§ **Listed records**
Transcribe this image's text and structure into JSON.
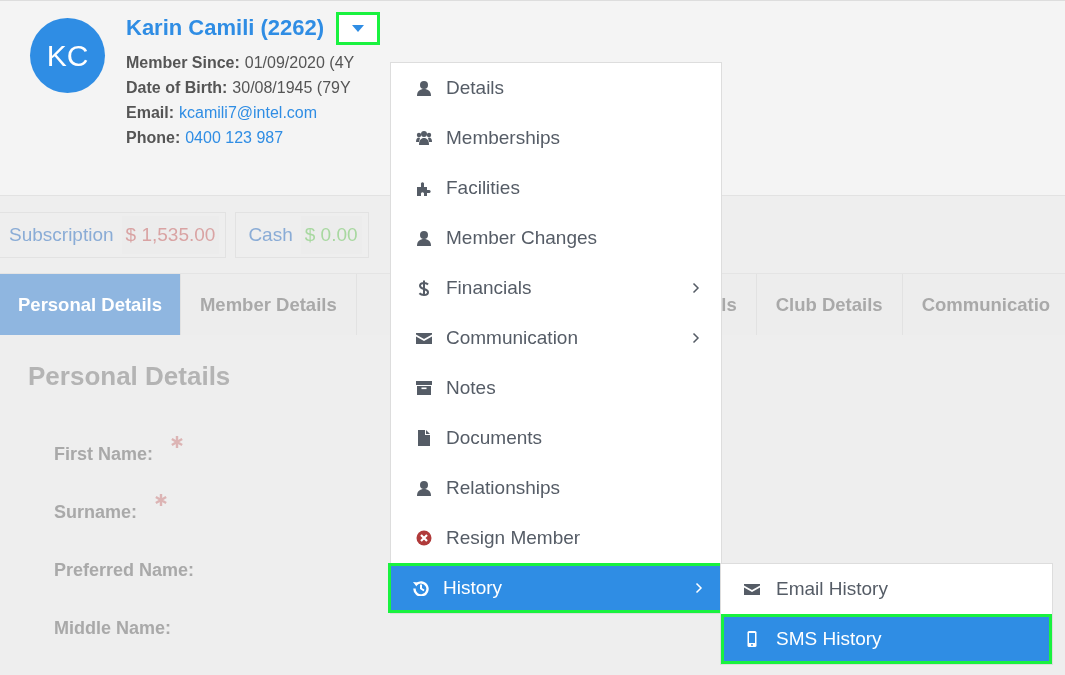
{
  "member": {
    "initials": "KC",
    "name": "Karin Camili (2262)",
    "menu_toggle": {
      "highlighted": true
    },
    "info": [
      {
        "label": "Member Since:",
        "value": "01/09/2020 (4Y",
        "kind": "text"
      },
      {
        "label": "Date of Birth:",
        "value": "30/08/1945 (79Y",
        "kind": "text"
      },
      {
        "label": "Email:",
        "value": "kcamili7@intel.com",
        "kind": "link"
      },
      {
        "label": "Phone:",
        "value": "0400 123 987",
        "kind": "link"
      }
    ]
  },
  "balances": [
    {
      "label": "Subscription",
      "value": "$ 1,535.00",
      "color": "#d9a3a3"
    },
    {
      "label": "Cash",
      "value": "$ 0.00",
      "color": "#a8d8a0"
    }
  ],
  "tabs": [
    {
      "label": "Personal Details",
      "selected": true
    },
    {
      "label": "Member Details",
      "selected": false
    },
    {
      "label": "ls",
      "selected": false
    },
    {
      "label": "Club Details",
      "selected": false
    },
    {
      "label": "Communicatio",
      "selected": false
    }
  ],
  "section": {
    "title": "Personal Details",
    "fields": [
      {
        "label": "First Name:",
        "required": true
      },
      {
        "label": "Surname:",
        "required": true
      },
      {
        "label": "Preferred Name:",
        "required": false
      },
      {
        "label": "Middle Name:",
        "required": false
      }
    ]
  },
  "menu": {
    "items": [
      {
        "label": "Details",
        "kind": "user",
        "has_submenu": false,
        "selected": false,
        "highlighted": false
      },
      {
        "label": "Memberships",
        "kind": "users",
        "has_submenu": false,
        "selected": false,
        "highlighted": false
      },
      {
        "label": "Facilities",
        "kind": "puzzle",
        "has_submenu": false,
        "selected": false,
        "highlighted": false
      },
      {
        "label": "Member Changes",
        "kind": "user",
        "has_submenu": false,
        "selected": false,
        "highlighted": false
      },
      {
        "label": "Financials",
        "kind": "dollar",
        "has_submenu": true,
        "selected": false,
        "highlighted": false
      },
      {
        "label": "Communication",
        "kind": "envelope",
        "has_submenu": true,
        "selected": false,
        "highlighted": false
      },
      {
        "label": "Notes",
        "kind": "archive",
        "has_submenu": false,
        "selected": false,
        "highlighted": false
      },
      {
        "label": "Documents",
        "kind": "file",
        "has_submenu": false,
        "selected": false,
        "highlighted": false
      },
      {
        "label": "Relationships",
        "kind": "user",
        "has_submenu": false,
        "selected": false,
        "highlighted": false
      },
      {
        "label": "Resign Member",
        "kind": "cancel",
        "has_submenu": false,
        "selected": false,
        "highlighted": false
      },
      {
        "label": "History",
        "kind": "history",
        "has_submenu": true,
        "selected": true,
        "highlighted": true
      }
    ]
  },
  "submenu": {
    "items": [
      {
        "label": "Email History",
        "kind": "envelope",
        "selected": false,
        "highlighted": false
      },
      {
        "label": "SMS History",
        "kind": "mobile",
        "selected": true,
        "highlighted": true
      }
    ]
  }
}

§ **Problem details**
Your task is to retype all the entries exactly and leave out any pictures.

§ **Written answer**
Transcribe this image's text and structure into JSON.
{
  "member": {
    "initials": "KC",
    "name": "Karin Camili (2262)",
    "menu_toggle": {
      "highlighted": true
    },
    "info": [
      {
        "label": "Member Since:",
        "value": "01/09/2020 (4Y",
        "kind": "text"
      },
      {
        "label": "Date of Birth:",
        "value": "30/08/1945 (79Y",
        "kind": "text"
      },
      {
        "label": "Email:",
        "value": "kcamili7@intel.com",
        "kind": "link"
      },
      {
        "label": "Phone:",
        "value": "0400 123 987",
        "kind": "link"
      }
    ]
  },
  "balances": [
    {
      "label": "Subscription",
      "value": "$ 1,535.00",
      "color": "#d9a3a3"
    },
    {
      "label": "Cash",
      "value": "$ 0.00",
      "color": "#a8d8a0"
    }
  ],
  "tabs": [
    {
      "label": "Personal Details",
      "selected": true
    },
    {
      "label": "Member Details",
      "selected": false
    },
    {
      "label": "ls",
      "selected": false
    },
    {
      "label": "Club Details",
      "selected": false
    },
    {
      "label": "Communicatio",
      "selected": false
    }
  ],
  "section": {
    "title": "Personal Details",
    "fields": [
      {
        "label": "First Name:",
        "required": true
      },
      {
        "label": "Surname:",
        "required": true
      },
      {
        "label": "Preferred Name:",
        "required": false
      },
      {
        "label": "Middle Name:",
        "required": false
      }
    ]
  },
  "menu": {
    "items": [
      {
        "label": "Details",
        "kind": "user",
        "has_submenu": false,
        "selected": false,
        "highlighted": false
      },
      {
        "label": "Memberships",
        "kind": "users",
        "has_submenu": false,
        "selected": false,
        "highlighted": false
      },
      {
        "label": "Facilities",
        "kind": "puzzle",
        "has_submenu": false,
        "selected": false,
        "highlighted": false
      },
      {
        "label": "Member Changes",
        "kind": "user",
        "has_submenu": false,
        "selected": false,
        "highlighted": false
      },
      {
        "label": "Financials",
        "kind": "dollar",
        "has_submenu": true,
        "selected": false,
        "highlighted": false
      },
      {
        "label": "Communication",
        "kind": "envelope",
        "has_submenu": true,
        "selected": false,
        "highlighted": false
      },
      {
        "label": "Notes",
        "kind": "archive",
        "has_submenu": false,
        "selected": false,
        "highlighted": false
      },
      {
        "label": "Documents",
        "kind": "file",
        "has_submenu": false,
        "selected": false,
        "highlighted": false
      },
      {
        "label": "Relationships",
        "kind": "user",
        "has_submenu": false,
        "selected": false,
        "highlighted": false
      },
      {
        "label": "Resign Member",
        "kind": "cancel",
        "has_submenu": false,
        "selected": false,
        "highlighted": false
      },
      {
        "label": "History",
        "kind": "history",
        "has_submenu": true,
        "selected": true,
        "highlighted": true
      }
    ]
  },
  "submenu": {
    "items": [
      {
        "label": "Email History",
        "kind": "envelope",
        "selected": false,
        "highlighted": false
      },
      {
        "label": "SMS History",
        "kind": "mobile",
        "selected": true,
        "highlighted": true
      }
    ]
  }
}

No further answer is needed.